── DATA TO PROCESS

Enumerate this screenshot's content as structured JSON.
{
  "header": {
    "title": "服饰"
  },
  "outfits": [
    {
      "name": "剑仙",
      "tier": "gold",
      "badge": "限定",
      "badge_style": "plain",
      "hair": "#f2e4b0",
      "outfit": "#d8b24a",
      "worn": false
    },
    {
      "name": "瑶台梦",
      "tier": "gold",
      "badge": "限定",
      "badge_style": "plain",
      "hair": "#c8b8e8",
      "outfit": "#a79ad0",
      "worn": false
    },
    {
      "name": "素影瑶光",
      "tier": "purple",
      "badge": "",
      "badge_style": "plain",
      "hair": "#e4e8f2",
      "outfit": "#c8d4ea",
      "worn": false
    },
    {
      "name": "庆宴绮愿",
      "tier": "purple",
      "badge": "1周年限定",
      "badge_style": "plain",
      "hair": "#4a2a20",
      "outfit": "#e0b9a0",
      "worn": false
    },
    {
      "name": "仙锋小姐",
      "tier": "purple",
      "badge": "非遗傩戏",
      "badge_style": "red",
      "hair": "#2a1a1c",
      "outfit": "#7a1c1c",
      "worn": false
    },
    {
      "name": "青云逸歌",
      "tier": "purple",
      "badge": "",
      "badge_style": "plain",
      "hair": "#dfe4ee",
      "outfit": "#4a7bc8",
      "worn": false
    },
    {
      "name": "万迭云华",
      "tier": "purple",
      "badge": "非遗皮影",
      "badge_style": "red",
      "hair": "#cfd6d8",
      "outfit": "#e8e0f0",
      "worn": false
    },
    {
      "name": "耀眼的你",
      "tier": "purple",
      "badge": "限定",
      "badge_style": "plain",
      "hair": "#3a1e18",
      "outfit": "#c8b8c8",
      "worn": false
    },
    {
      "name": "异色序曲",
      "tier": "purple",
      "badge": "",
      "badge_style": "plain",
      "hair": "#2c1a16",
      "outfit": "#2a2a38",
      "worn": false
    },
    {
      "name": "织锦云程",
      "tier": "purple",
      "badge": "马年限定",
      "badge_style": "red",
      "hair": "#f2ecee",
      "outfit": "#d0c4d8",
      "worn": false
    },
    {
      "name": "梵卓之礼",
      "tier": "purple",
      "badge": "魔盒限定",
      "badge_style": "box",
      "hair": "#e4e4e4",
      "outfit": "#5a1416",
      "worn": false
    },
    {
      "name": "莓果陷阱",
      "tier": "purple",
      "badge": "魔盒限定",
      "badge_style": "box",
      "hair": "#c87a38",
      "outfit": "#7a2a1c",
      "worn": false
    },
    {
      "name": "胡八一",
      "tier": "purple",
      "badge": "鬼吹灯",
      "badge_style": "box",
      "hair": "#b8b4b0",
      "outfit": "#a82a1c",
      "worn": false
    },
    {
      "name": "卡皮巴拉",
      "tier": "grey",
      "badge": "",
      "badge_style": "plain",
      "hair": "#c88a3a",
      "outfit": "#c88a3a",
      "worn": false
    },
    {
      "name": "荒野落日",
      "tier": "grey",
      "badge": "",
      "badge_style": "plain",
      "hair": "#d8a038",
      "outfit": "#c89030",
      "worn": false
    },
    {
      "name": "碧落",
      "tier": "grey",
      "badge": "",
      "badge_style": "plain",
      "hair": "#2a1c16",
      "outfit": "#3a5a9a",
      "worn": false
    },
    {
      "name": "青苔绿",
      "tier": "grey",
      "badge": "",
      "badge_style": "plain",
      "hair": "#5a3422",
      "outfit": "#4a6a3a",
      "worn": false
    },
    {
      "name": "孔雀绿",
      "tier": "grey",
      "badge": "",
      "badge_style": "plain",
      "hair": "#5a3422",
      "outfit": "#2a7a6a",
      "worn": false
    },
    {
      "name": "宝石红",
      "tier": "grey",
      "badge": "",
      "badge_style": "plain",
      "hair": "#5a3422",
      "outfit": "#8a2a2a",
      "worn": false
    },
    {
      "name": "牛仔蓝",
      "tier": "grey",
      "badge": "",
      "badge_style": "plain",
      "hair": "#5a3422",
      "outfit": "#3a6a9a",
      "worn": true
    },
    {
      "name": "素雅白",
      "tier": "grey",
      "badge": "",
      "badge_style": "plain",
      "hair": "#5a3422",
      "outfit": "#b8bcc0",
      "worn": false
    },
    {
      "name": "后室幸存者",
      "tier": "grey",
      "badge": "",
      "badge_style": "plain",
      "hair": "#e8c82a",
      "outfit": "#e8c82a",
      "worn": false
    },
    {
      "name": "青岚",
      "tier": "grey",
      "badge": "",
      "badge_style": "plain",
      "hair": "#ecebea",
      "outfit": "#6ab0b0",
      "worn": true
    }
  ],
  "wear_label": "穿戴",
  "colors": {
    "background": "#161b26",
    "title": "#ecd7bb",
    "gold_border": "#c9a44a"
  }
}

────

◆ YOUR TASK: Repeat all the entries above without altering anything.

◆ REPLY:
Enumerate this screenshot's content as structured JSON.
{
  "header": {
    "title": "服饰"
  },
  "outfits": [
    {
      "name": "剑仙",
      "tier": "gold",
      "badge": "限定",
      "badge_style": "plain",
      "hair": "#f2e4b0",
      "outfit": "#d8b24a",
      "worn": false
    },
    {
      "name": "瑶台梦",
      "tier": "gold",
      "badge": "限定",
      "badge_style": "plain",
      "hair": "#c8b8e8",
      "outfit": "#a79ad0",
      "worn": false
    },
    {
      "name": "素影瑶光",
      "tier": "purple",
      "badge": "",
      "badge_style": "plain",
      "hair": "#e4e8f2",
      "outfit": "#c8d4ea",
      "worn": false
    },
    {
      "name": "庆宴绮愿",
      "tier": "purple",
      "badge": "1周年限定",
      "badge_style": "plain",
      "hair": "#4a2a20",
      "outfit": "#e0b9a0",
      "worn": false
    },
    {
      "name": "仙锋小姐",
      "tier": "purple",
      "badge": "非遗傩戏",
      "badge_style": "red",
      "hair": "#2a1a1c",
      "outfit": "#7a1c1c",
      "worn": false
    },
    {
      "name": "青云逸歌",
      "tier": "purple",
      "badge": "",
      "badge_style": "plain",
      "hair": "#dfe4ee",
      "outfit": "#4a7bc8",
      "worn": false
    },
    {
      "name": "万迭云华",
      "tier": "purple",
      "badge": "非遗皮影",
      "badge_style": "red",
      "hair": "#cfd6d8",
      "outfit": "#e8e0f0",
      "worn": false
    },
    {
      "name": "耀眼的你",
      "tier": "purple",
      "badge": "限定",
      "badge_style": "plain",
      "hair": "#3a1e18",
      "outfit": "#c8b8c8",
      "worn": false
    },
    {
      "name": "异色序曲",
      "tier": "purple",
      "badge": "",
      "badge_style": "plain",
      "hair": "#2c1a16",
      "outfit": "#2a2a38",
      "worn": false
    },
    {
      "name": "织锦云程",
      "tier": "purple",
      "badge": "马年限定",
      "badge_style": "red",
      "hair": "#f2ecee",
      "outfit": "#d0c4d8",
      "worn": false
    },
    {
      "name": "梵卓之礼",
      "tier": "purple",
      "badge": "魔盒限定",
      "badge_style": "box",
      "hair": "#e4e4e4",
      "outfit": "#5a1416",
      "worn": false
    },
    {
      "name": "莓果陷阱",
      "tier": "purple",
      "badge": "魔盒限定",
      "badge_style": "box",
      "hair": "#c87a38",
      "outfit": "#7a2a1c",
      "worn": false
    },
    {
      "name": "胡八一",
      "tier": "purple",
      "badge": "鬼吹灯",
      "badge_style": "box",
      "hair": "#b8b4b0",
      "outfit": "#a82a1c",
      "worn": false
    },
    {
      "name": "卡皮巴拉",
      "tier": "grey",
      "badge": "",
      "badge_style": "plain",
      "hair": "#c88a3a",
      "outfit": "#c88a3a",
      "worn": false
    },
    {
      "name": "荒野落日",
      "tier": "grey",
      "badge": "",
      "badge_style": "plain",
      "hair": "#d8a038",
      "outfit": "#c89030",
      "worn": false
    },
    {
      "name": "碧落",
      "tier": "grey",
      "badge": "",
      "badge_style": "plain",
      "hair": "#2a1c16",
      "outfit": "#3a5a9a",
      "worn": false
    },
    {
      "name": "青苔绿",
      "tier": "grey",
      "badge": "",
      "badge_style": "plain",
      "hair": "#5a3422",
      "outfit": "#4a6a3a",
      "worn": false
    },
    {
      "name": "孔雀绿",
      "tier": "grey",
      "badge": "",
      "badge_style": "plain",
      "hair": "#5a3422",
      "outfit": "#2a7a6a",
      "worn": false
    },
    {
      "name": "宝石红",
      "tier": "grey",
      "badge": "",
      "badge_style": "plain",
      "hair": "#5a3422",
      "outfit": "#8a2a2a",
      "worn": false
    },
    {
      "name": "牛仔蓝",
      "tier": "grey",
      "badge": "",
      "badge_style": "plain",
      "hair": "#5a3422",
      "outfit": "#3a6a9a",
      "worn": true
    },
    {
      "name": "素雅白",
      "tier": "grey",
      "badge": "",
      "badge_style": "plain",
      "hair": "#5a3422",
      "outfit": "#b8bcc0",
      "worn": false
    },
    {
      "name": "后室幸存者",
      "tier": "grey",
      "badge": "",
      "badge_style": "plain",
      "hair": "#e8c82a",
      "outfit": "#e8c82a",
      "worn": false
    },
    {
      "name": "青岚",
      "tier": "grey",
      "badge": "",
      "badge_style": "plain",
      "hair": "#ecebea",
      "outfit": "#6ab0b0",
      "worn": true
    }
  ],
  "wear_label": "穿戴",
  "colors": {
    "background": "#161b26",
    "title": "#ecd7bb",
    "gold_border": "#c9a44a"
  }
}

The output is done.